DATA FOR PROCESSING:
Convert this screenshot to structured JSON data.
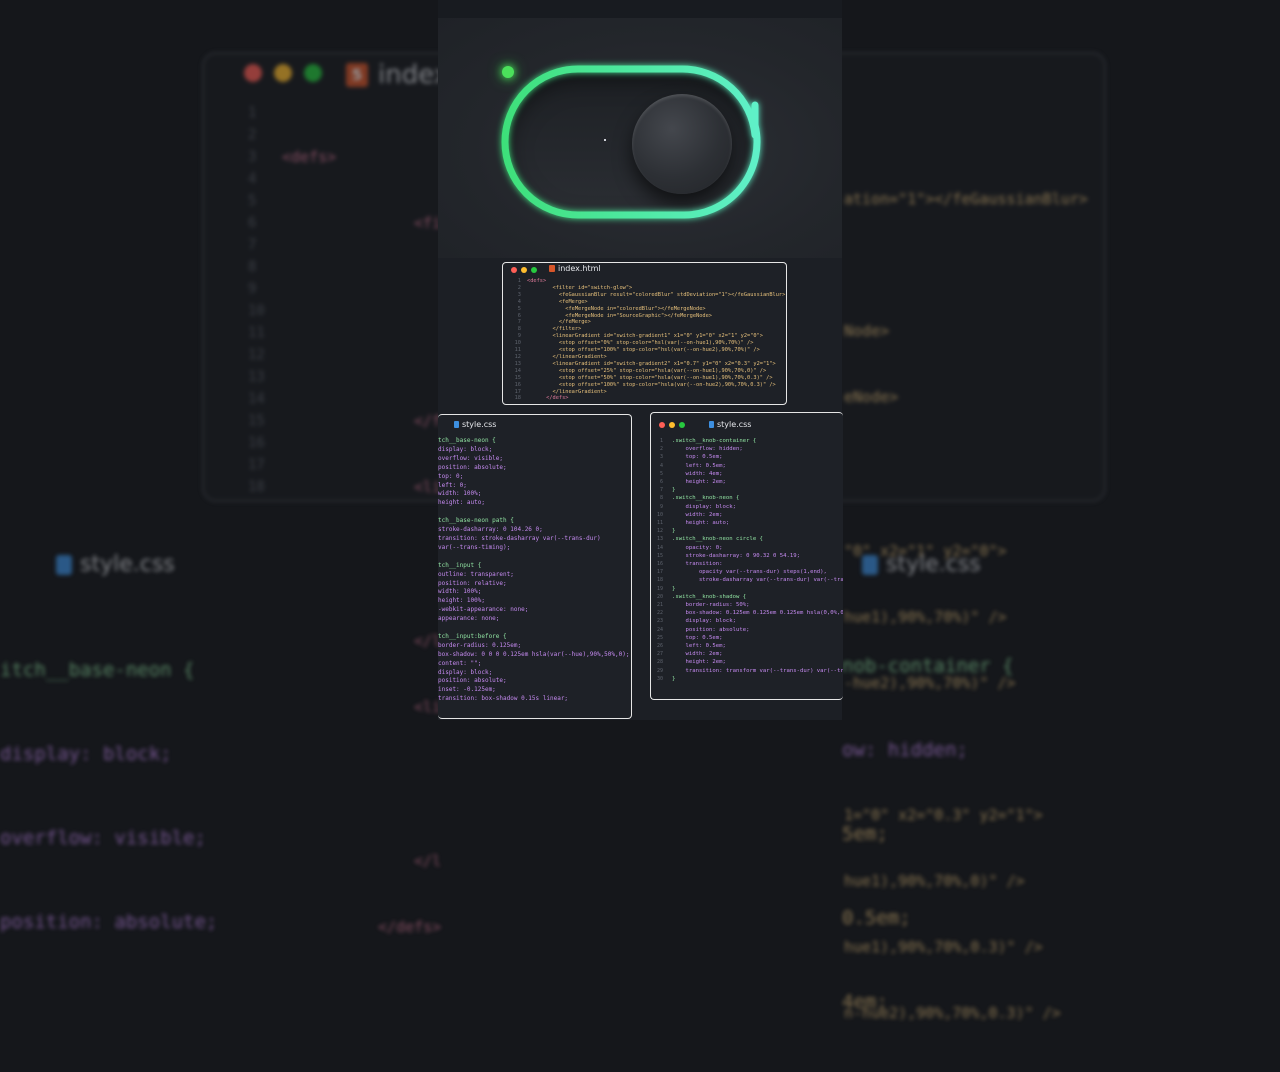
{
  "colors": {
    "neon_start": "#3ee07a",
    "neon_end": "#5ff0c8",
    "led": "#4be05b",
    "dot_red": "#ff5f56",
    "dot_yellow": "#ffbd2e",
    "dot_green": "#27c93f"
  },
  "backdrop": {
    "html_title": "index",
    "html_badge": "5",
    "html_code_left": [
      "<defs>",
      "<fi",
      "</f",
      "<li",
      "</l",
      "<li",
      "</l",
      "</defs>"
    ],
    "html_code_right": [
      "ation=\"1\"></feGaussianBlur>",
      "Node>",
      "eNode>",
      "\"0\" x2=\"1\" y2=\"0\">",
      "hue1),90%,70%)\" />",
      "-hue2),90%,70%)\" />",
      "1=\"0\" x2=\"0.3\" y2=\"1\">",
      "hue1),90%,70%,0)\" />",
      "hue1),90%,70%,0.3)\" />",
      "n-hue2),90%,70%,0.3)\" />"
    ],
    "line_numbers": [
      "1",
      "2",
      "3",
      "4",
      "5",
      "6",
      "7",
      "8",
      "9",
      "10",
      "11",
      "12",
      "13",
      "14",
      "15",
      "16",
      "17",
      "18"
    ],
    "css_title_left": "style.css",
    "css_title_right": "style.css",
    "css_left": [
      "itch__base-neon {",
      "display: block;",
      "overflow: visible;",
      "position: absolute;"
    ],
    "css_right": [
      "nob-container {",
      "ow: hidden;",
      "5em;",
      "0.5em;",
      "4em;"
    ]
  },
  "html_window": {
    "title": "index.html",
    "lines": [
      "<defs>",
      "        <filter id=\"switch-glow\">",
      "          <feGaussianBlur result=\"coloredBlur\" stdDeviation=\"1\"></feGaussianBlur>",
      "          <feMerge>",
      "            <feMergeNode in=\"coloredBlur\"></feMergeNode>",
      "            <feMergeNode in=\"SourceGraphic\"></feMergeNode>",
      "          </feMerge>",
      "        </filter>",
      "        <linearGradient id=\"switch-gradient1\" x1=\"0\" y1=\"0\" x2=\"1\" y2=\"0\">",
      "          <stop offset=\"0%\" stop-color=\"hsl(var(--on-hue1),90%,70%)\" />",
      "          <stop offset=\"100%\" stop-color=\"hsl(var(--on-hue2),90%,70%)\" />",
      "        </linearGradient>",
      "        <linearGradient id=\"switch-gradient2\" x1=\"0.7\" y1=\"0\" x2=\"0.3\" y2=\"1\">",
      "          <stop offset=\"25%\" stop-color=\"hsla(var(--on-hue1),90%,70%,0)\" />",
      "          <stop offset=\"50%\" stop-color=\"hsla(var(--on-hue1),90%,70%,0.3)\" />",
      "          <stop offset=\"100%\" stop-color=\"hsla(var(--on-hue2),90%,70%,0.3)\" />",
      "        </linearGradient>",
      "      </defs>"
    ]
  },
  "css_left_window": {
    "title": "style.css",
    "lines": [
      "tch__base-neon {",
      "display: block;",
      "overflow: visible;",
      "position: absolute;",
      "top: 0;",
      "left: 0;",
      "width: 100%;",
      "height: auto;",
      "",
      "tch__base-neon path {",
      "stroke-dasharray: 0 104.26 0;",
      "transition: stroke-dasharray var(--trans-dur)",
      "var(--trans-timing);",
      "",
      "tch__input {",
      "outline: transparent;",
      "position: relative;",
      "width: 100%;",
      "height: 100%;",
      "-webkit-appearance: none;",
      "appearance: none;",
      "",
      "tch__input:before {",
      "border-radius: 0.125em;",
      "box-shadow: 0 0 0 0.125em hsla(var(--hue),90%,50%,0);",
      "content: \"\";",
      "display: block;",
      "position: absolute;",
      "inset: -0.125em;",
      "transition: box-shadow 0.15s linear;"
    ]
  },
  "css_right_window": {
    "title": "style.css",
    "numbers": [
      "1",
      "2",
      "3",
      "4",
      "5",
      "6",
      "7",
      "8",
      "9",
      "10",
      "11",
      "12",
      "13",
      "14",
      "15",
      "16",
      "17",
      "18",
      "19",
      "20",
      "21",
      "22",
      "23",
      "24",
      "25",
      "26",
      "27",
      "28",
      "29",
      "30"
    ],
    "lines": [
      ".switch__knob-container {",
      "    overflow: hidden;",
      "    top: 0.5em;",
      "    left: 0.5em;",
      "    width: 4em;",
      "    height: 2em;",
      "}",
      ".switch__knob-neon {",
      "    display: block;",
      "    width: 2em;",
      "    height: auto;",
      "}",
      ".switch__knob-neon circle {",
      "    opacity: 0;",
      "    stroke-dasharray: 0 90.32 0 54.19;",
      "    transition:",
      "        opacity var(--trans-dur) steps(1,end),",
      "        stroke-dasharray var(--trans-dur) var(--tra",
      "}",
      ".switch__knob-shadow {",
      "    border-radius: 50%;",
      "    box-shadow: 0.125em 0.125em 0.125em hsla(0,0%,0%",
      "    display: block;",
      "    position: absolute;",
      "    top: 0.5em;",
      "    left: 0.5em;",
      "    width: 2em;",
      "    height: 2em;",
      "    transition: transform var(--trans-dur) var(--tr",
      "}"
    ]
  }
}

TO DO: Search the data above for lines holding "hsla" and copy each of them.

EXERCISE SOLUTION:
      "          <stop offset=\"25%\" stop-color=\"hsla(var(--on-hue1),90%,70%,0)\" />",
      "          <stop offset=\"50%\" stop-color=\"hsla(var(--on-hue1),90%,70%,0.3)\" />",
      "          <stop offset=\"100%\" stop-color=\"hsla(var(--on-hue2),90%,70%,0.3)\" />",
      "box-shadow: 0 0 0 0.125em hsla(var(--hue),90%,50%,0);",
      "    box-shadow: 0.125em 0.125em 0.125em hsla(0,0%,0%",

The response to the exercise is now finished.